Supplied material:
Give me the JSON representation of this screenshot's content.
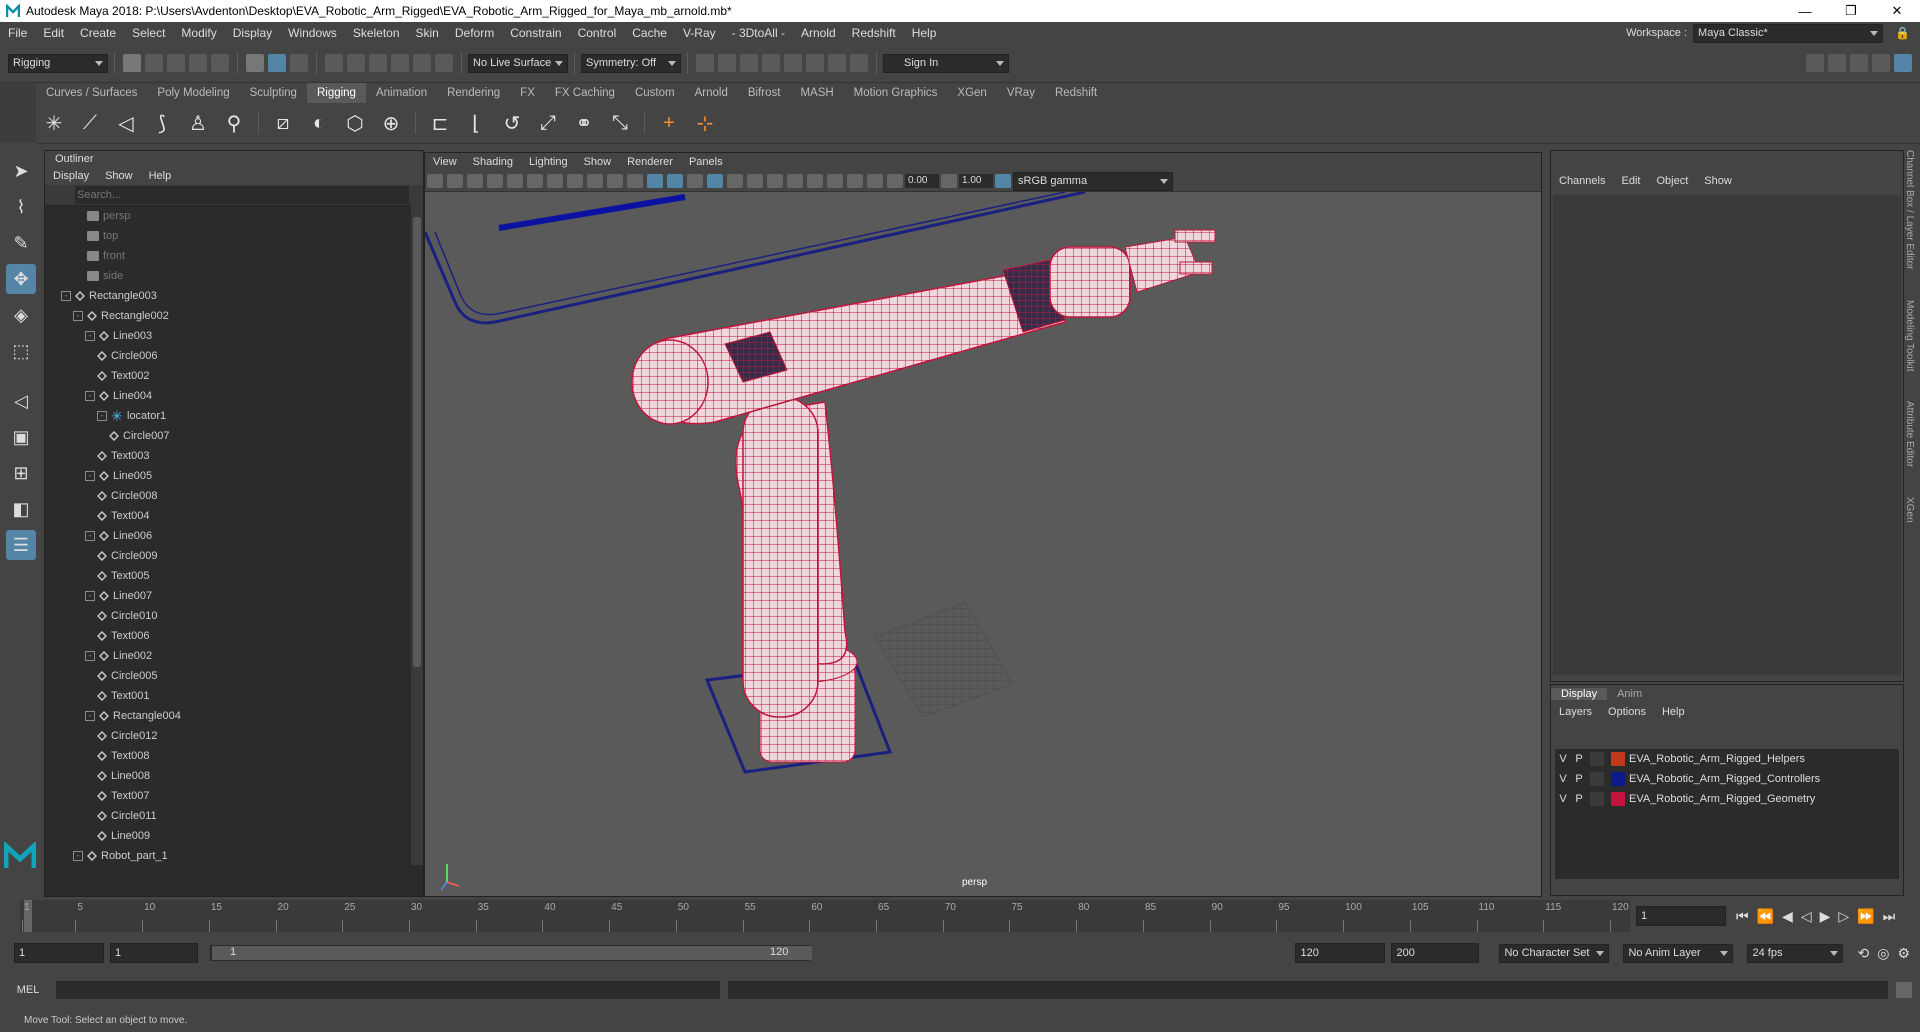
{
  "window": {
    "title": "Autodesk Maya 2018: P:\\Users\\Avdenton\\Desktop\\EVA_Robotic_Arm_Rigged\\EVA_Robotic_Arm_Rigged_for_Maya_mb_arnold.mb*",
    "min": "—",
    "max": "❐",
    "close": "✕"
  },
  "menubar": {
    "items": [
      "File",
      "Edit",
      "Create",
      "Select",
      "Modify",
      "Display",
      "Windows",
      "Skeleton",
      "Skin",
      "Deform",
      "Constrain",
      "Control",
      "Cache",
      "V-Ray",
      "- 3DtoAll -",
      "Arnold",
      "Redshift",
      "Help"
    ],
    "workspace_label": "Workspace :",
    "workspace_value": "Maya Classic*"
  },
  "status": {
    "mode": "Rigging",
    "live_surface": "No Live Surface",
    "symmetry": "Symmetry: Off",
    "sign_in": "Sign In"
  },
  "shelf_tabs": [
    "Curves / Surfaces",
    "Poly Modeling",
    "Sculpting",
    "Rigging",
    "Animation",
    "Rendering",
    "FX",
    "FX Caching",
    "Custom",
    "Arnold",
    "Bifrost",
    "MASH",
    "Motion Graphics",
    "XGen",
    "VRay",
    "Redshift"
  ],
  "shelf_active": "Rigging",
  "outliner": {
    "title": "Outliner",
    "menu": [
      "Display",
      "Show",
      "Help"
    ],
    "search_placeholder": "Search...",
    "rows": [
      {
        "label": "persp",
        "depth": 0,
        "icon": "camera",
        "dim": true,
        "expander": ""
      },
      {
        "label": "top",
        "depth": 0,
        "icon": "camera",
        "dim": true,
        "expander": ""
      },
      {
        "label": "front",
        "depth": 0,
        "icon": "camera",
        "dim": true,
        "expander": ""
      },
      {
        "label": "side",
        "depth": 0,
        "icon": "camera",
        "dim": true,
        "expander": ""
      },
      {
        "label": "Rectangle003",
        "depth": 0,
        "icon": "transform",
        "expander": "-"
      },
      {
        "label": "Rectangle002",
        "depth": 1,
        "icon": "transform",
        "expander": "-"
      },
      {
        "label": "Line003",
        "depth": 2,
        "icon": "transform",
        "expander": "-"
      },
      {
        "label": "Circle006",
        "depth": 3,
        "icon": "transform",
        "expander": ""
      },
      {
        "label": "Text002",
        "depth": 3,
        "icon": "transform",
        "expander": ""
      },
      {
        "label": "Line004",
        "depth": 2,
        "icon": "transform",
        "expander": "-"
      },
      {
        "label": "locator1",
        "depth": 3,
        "icon": "locator",
        "expander": "-"
      },
      {
        "label": "Circle007",
        "depth": 4,
        "icon": "transform",
        "expander": ""
      },
      {
        "label": "Text003",
        "depth": 3,
        "icon": "transform",
        "expander": ""
      },
      {
        "label": "Line005",
        "depth": 2,
        "icon": "transform",
        "expander": "-"
      },
      {
        "label": "Circle008",
        "depth": 3,
        "icon": "transform",
        "expander": ""
      },
      {
        "label": "Text004",
        "depth": 3,
        "icon": "transform",
        "expander": ""
      },
      {
        "label": "Line006",
        "depth": 2,
        "icon": "transform",
        "expander": "-"
      },
      {
        "label": "Circle009",
        "depth": 3,
        "icon": "transform",
        "expander": ""
      },
      {
        "label": "Text005",
        "depth": 3,
        "icon": "transform",
        "expander": ""
      },
      {
        "label": "Line007",
        "depth": 2,
        "icon": "transform",
        "expander": "-"
      },
      {
        "label": "Circle010",
        "depth": 3,
        "icon": "transform",
        "expander": ""
      },
      {
        "label": "Text006",
        "depth": 3,
        "icon": "transform",
        "expander": ""
      },
      {
        "label": "Line002",
        "depth": 2,
        "icon": "transform",
        "expander": "-"
      },
      {
        "label": "Circle005",
        "depth": 3,
        "icon": "transform",
        "expander": ""
      },
      {
        "label": "Text001",
        "depth": 3,
        "icon": "transform",
        "expander": ""
      },
      {
        "label": "Rectangle004",
        "depth": 2,
        "icon": "transform",
        "expander": "-"
      },
      {
        "label": "Circle012",
        "depth": 3,
        "icon": "transform",
        "expander": ""
      },
      {
        "label": "Text008",
        "depth": 3,
        "icon": "transform",
        "expander": ""
      },
      {
        "label": "Line008",
        "depth": 3,
        "icon": "transform",
        "expander": ""
      },
      {
        "label": "Text007",
        "depth": 3,
        "icon": "transform",
        "expander": ""
      },
      {
        "label": "Circle011",
        "depth": 3,
        "icon": "transform",
        "expander": ""
      },
      {
        "label": "Line009",
        "depth": 3,
        "icon": "transform",
        "expander": ""
      },
      {
        "label": "Robot_part_1",
        "depth": 1,
        "icon": "transform",
        "expander": "-"
      }
    ]
  },
  "viewport": {
    "menu": [
      "View",
      "Shading",
      "Lighting",
      "Show",
      "Renderer",
      "Panels"
    ],
    "exposure": "0.00",
    "gamma": "1.00",
    "color_space": "sRGB gamma",
    "camera_label": "persp"
  },
  "channelbox": {
    "menu": [
      "Channels",
      "Edit",
      "Object",
      "Show"
    ]
  },
  "layer_editor": {
    "tabs": [
      "Display",
      "Anim"
    ],
    "active_tab": "Display",
    "menu": [
      "Layers",
      "Options",
      "Help"
    ],
    "layers": [
      {
        "v": "V",
        "p": "P",
        "name": "EVA_Robotic_Arm_Rigged_Helpers",
        "color": "#c0391b"
      },
      {
        "v": "V",
        "p": "P",
        "name": "EVA_Robotic_Arm_Rigged_Controllers",
        "color": "#0d1a8a"
      },
      {
        "v": "V",
        "p": "P",
        "name": "EVA_Robotic_Arm_Rigged_Geometry",
        "color": "#c0143c"
      }
    ]
  },
  "side_tabs": [
    "Channel Box / Layer Editor",
    "Modeling Toolkit",
    "Attribute Editor",
    "XGen"
  ],
  "timeline": {
    "ticks": [
      "1",
      "5",
      "10",
      "15",
      "20",
      "25",
      "30",
      "35",
      "40",
      "45",
      "50",
      "55",
      "60",
      "65",
      "70",
      "75",
      "80",
      "85",
      "90",
      "95",
      "100",
      "105",
      "110",
      "115",
      "120"
    ],
    "current_frame": "1"
  },
  "range": {
    "start": "1",
    "playback_start": "1",
    "slider_start": "1",
    "slider_end": "120",
    "playback_end": "120",
    "end": "200",
    "character_set": "No Character Set",
    "anim_layer": "No Anim Layer",
    "fps": "24 fps"
  },
  "cmdline": {
    "label": "MEL"
  },
  "helpline": {
    "text": "Move Tool: Select an object to move."
  }
}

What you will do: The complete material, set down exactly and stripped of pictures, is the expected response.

Reply:
Give me the JSON representation of this screenshot's content.
{
  "window": {
    "title": "Autodesk Maya 2018: P:\\Users\\Avdenton\\Desktop\\EVA_Robotic_Arm_Rigged\\EVA_Robotic_Arm_Rigged_for_Maya_mb_arnold.mb*",
    "min": "—",
    "max": "❐",
    "close": "✕"
  },
  "menubar": {
    "items": [
      "File",
      "Edit",
      "Create",
      "Select",
      "Modify",
      "Display",
      "Windows",
      "Skeleton",
      "Skin",
      "Deform",
      "Constrain",
      "Control",
      "Cache",
      "V-Ray",
      "- 3DtoAll -",
      "Arnold",
      "Redshift",
      "Help"
    ],
    "workspace_label": "Workspace :",
    "workspace_value": "Maya Classic*"
  },
  "status": {
    "mode": "Rigging",
    "live_surface": "No Live Surface",
    "symmetry": "Symmetry: Off",
    "sign_in": "Sign In"
  },
  "shelf_tabs": [
    "Curves / Surfaces",
    "Poly Modeling",
    "Sculpting",
    "Rigging",
    "Animation",
    "Rendering",
    "FX",
    "FX Caching",
    "Custom",
    "Arnold",
    "Bifrost",
    "MASH",
    "Motion Graphics",
    "XGen",
    "VRay",
    "Redshift"
  ],
  "shelf_active": "Rigging",
  "outliner": {
    "title": "Outliner",
    "menu": [
      "Display",
      "Show",
      "Help"
    ],
    "search_placeholder": "Search...",
    "rows": [
      {
        "label": "persp",
        "depth": 0,
        "icon": "camera",
        "dim": true,
        "expander": ""
      },
      {
        "label": "top",
        "depth": 0,
        "icon": "camera",
        "dim": true,
        "expander": ""
      },
      {
        "label": "front",
        "depth": 0,
        "icon": "camera",
        "dim": true,
        "expander": ""
      },
      {
        "label": "side",
        "depth": 0,
        "icon": "camera",
        "dim": true,
        "expander": ""
      },
      {
        "label": "Rectangle003",
        "depth": 0,
        "icon": "transform",
        "expander": "-"
      },
      {
        "label": "Rectangle002",
        "depth": 1,
        "icon": "transform",
        "expander": "-"
      },
      {
        "label": "Line003",
        "depth": 2,
        "icon": "transform",
        "expander": "-"
      },
      {
        "label": "Circle006",
        "depth": 3,
        "icon": "transform",
        "expander": ""
      },
      {
        "label": "Text002",
        "depth": 3,
        "icon": "transform",
        "expander": ""
      },
      {
        "label": "Line004",
        "depth": 2,
        "icon": "transform",
        "expander": "-"
      },
      {
        "label": "locator1",
        "depth": 3,
        "icon": "locator",
        "expander": "-"
      },
      {
        "label": "Circle007",
        "depth": 4,
        "icon": "transform",
        "expander": ""
      },
      {
        "label": "Text003",
        "depth": 3,
        "icon": "transform",
        "expander": ""
      },
      {
        "label": "Line005",
        "depth": 2,
        "icon": "transform",
        "expander": "-"
      },
      {
        "label": "Circle008",
        "depth": 3,
        "icon": "transform",
        "expander": ""
      },
      {
        "label": "Text004",
        "depth": 3,
        "icon": "transform",
        "expander": ""
      },
      {
        "label": "Line006",
        "depth": 2,
        "icon": "transform",
        "expander": "-"
      },
      {
        "label": "Circle009",
        "depth": 3,
        "icon": "transform",
        "expander": ""
      },
      {
        "label": "Text005",
        "depth": 3,
        "icon": "transform",
        "expander": ""
      },
      {
        "label": "Line007",
        "depth": 2,
        "icon": "transform",
        "expander": "-"
      },
      {
        "label": "Circle010",
        "depth": 3,
        "icon": "transform",
        "expander": ""
      },
      {
        "label": "Text006",
        "depth": 3,
        "icon": "transform",
        "expander": ""
      },
      {
        "label": "Line002",
        "depth": 2,
        "icon": "transform",
        "expander": "-"
      },
      {
        "label": "Circle005",
        "depth": 3,
        "icon": "transform",
        "expander": ""
      },
      {
        "label": "Text001",
        "depth": 3,
        "icon": "transform",
        "expander": ""
      },
      {
        "label": "Rectangle004",
        "depth": 2,
        "icon": "transform",
        "expander": "-"
      },
      {
        "label": "Circle012",
        "depth": 3,
        "icon": "transform",
        "expander": ""
      },
      {
        "label": "Text008",
        "depth": 3,
        "icon": "transform",
        "expander": ""
      },
      {
        "label": "Line008",
        "depth": 3,
        "icon": "transform",
        "expander": ""
      },
      {
        "label": "Text007",
        "depth": 3,
        "icon": "transform",
        "expander": ""
      },
      {
        "label": "Circle011",
        "depth": 3,
        "icon": "transform",
        "expander": ""
      },
      {
        "label": "Line009",
        "depth": 3,
        "icon": "transform",
        "expander": ""
      },
      {
        "label": "Robot_part_1",
        "depth": 1,
        "icon": "transform",
        "expander": "-"
      }
    ]
  },
  "viewport": {
    "menu": [
      "View",
      "Shading",
      "Lighting",
      "Show",
      "Renderer",
      "Panels"
    ],
    "exposure": "0.00",
    "gamma": "1.00",
    "color_space": "sRGB gamma",
    "camera_label": "persp"
  },
  "channelbox": {
    "menu": [
      "Channels",
      "Edit",
      "Object",
      "Show"
    ]
  },
  "layer_editor": {
    "tabs": [
      "Display",
      "Anim"
    ],
    "active_tab": "Display",
    "menu": [
      "Layers",
      "Options",
      "Help"
    ],
    "layers": [
      {
        "v": "V",
        "p": "P",
        "name": "EVA_Robotic_Arm_Rigged_Helpers",
        "color": "#c0391b"
      },
      {
        "v": "V",
        "p": "P",
        "name": "EVA_Robotic_Arm_Rigged_Controllers",
        "color": "#0d1a8a"
      },
      {
        "v": "V",
        "p": "P",
        "name": "EVA_Robotic_Arm_Rigged_Geometry",
        "color": "#c0143c"
      }
    ]
  },
  "side_tabs": [
    "Channel Box / Layer Editor",
    "Modeling Toolkit",
    "Attribute Editor",
    "XGen"
  ],
  "timeline": {
    "ticks": [
      "1",
      "5",
      "10",
      "15",
      "20",
      "25",
      "30",
      "35",
      "40",
      "45",
      "50",
      "55",
      "60",
      "65",
      "70",
      "75",
      "80",
      "85",
      "90",
      "95",
      "100",
      "105",
      "110",
      "115",
      "120"
    ],
    "current_frame": "1"
  },
  "range": {
    "start": "1",
    "playback_start": "1",
    "slider_start": "1",
    "slider_end": "120",
    "playback_end": "120",
    "end": "200",
    "character_set": "No Character Set",
    "anim_layer": "No Anim Layer",
    "fps": "24 fps"
  },
  "cmdline": {
    "label": "MEL"
  },
  "helpline": {
    "text": "Move Tool: Select an object to move."
  }
}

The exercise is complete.